We have recently spoken about IP routing, but there is something else that needs our attention, and it is all about the types of routes found in a routers routing table. It might sound confusing but worry not; everything will make a lot of sense in just a moment.
What is Routing?
To put it simply, routing is a process that is performed by network layer devices. It will deliver packets by selecting an optimal path from one network to the other.
What are the types of Routing?
At the moment, the three types of routing are as follows:
- Default routing
- Static routing
- Dynamic routing
Types of Routes explained
The following information will talk about the different types of routes and some of their advantages and disadvantages:
- What is Default routing?
- What is Static routing?
- What is Dynamic routing?
1] What is Default routing?
When it comes down to Default routing, this is basically a situation where the router is constructed to send all packets on the way to a single router. It matters not to which network the packet belongs to because it will be forwarded to the router that was configured for Default routing.
2] What is Static routing?
OK, so what is Static routing all about?
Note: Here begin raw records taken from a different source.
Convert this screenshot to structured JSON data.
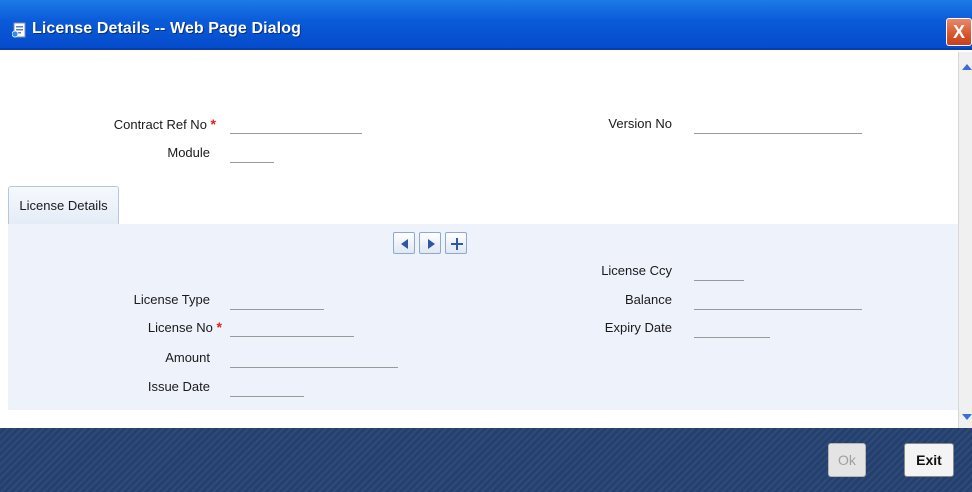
{
  "window": {
    "title": "License Details -- Web Page Dialog",
    "close_glyph": "X"
  },
  "colors": {
    "titlebar": "#0a5ad8",
    "panel": "#eef3fb",
    "footer": "#24406f",
    "required": "#e02020"
  },
  "header_form": {
    "contract_ref_label": "Contract Ref No",
    "contract_ref_value": "",
    "version_label": "Version No",
    "version_value": "",
    "module_label": "Module",
    "module_value": "",
    "required_marker": "*"
  },
  "tabs": [
    {
      "label": "License Details",
      "selected": true
    }
  ],
  "record_nav": {
    "prev_icon": "triangle-left",
    "next_icon": "triangle-right",
    "add_icon": "plus"
  },
  "license": {
    "type_label": "License Type",
    "type_value": "",
    "no_label": "License No",
    "no_value": "",
    "amount_label": "Amount",
    "amount_value": "",
    "issue_date_label": "Issue Date",
    "issue_date_value": "",
    "ccy_label": "License Ccy",
    "ccy_value": "",
    "balance_label": "Balance",
    "balance_value": "",
    "expiry_label": "Expiry Date",
    "expiry_value": ""
  },
  "footer": {
    "ok_label": "Ok",
    "exit_label": "Exit"
  }
}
Well, it is a process that requires us to add routes to a routing table manually.
This is great because an inexpensive router can be used to get the job done due to the fact that there are no routing overheads for the CPU to deal with. Furthermore, it has increased security because only the administrator can allow routing to other networks.
Additionally, we should point out that there is no bandwidth usage between any of the connected routers.
Static routing will not be the best if you run a large network because administrators will need to manually add every route to each network. If you can manage to do this without minimal problems, then go ahead.
Another problem, the administrator needs to have a good enough knowledge of the topology of the route.
Read: What is IP routing?
3] What is Dynamic routing?
In terms of Dynamic routing, some might view it as better than the rest due to its automatic nature. You see, it will make adjustments to routes itself that are in line with the current state of the route in the routing table.
From our understanding, Dynamic routing uses specific protocols to locate network destinations. These protocols are RIP and OSPF.
OK, so Dynamic routing is easy to configure when compared to the others. Not only that, but it is more effective in choosing the best route to a destination remote network.
Because much of the work is automatic, Dynamic routing uses more bandwidth and CPU power. Additionally, it is less secure than Static routing.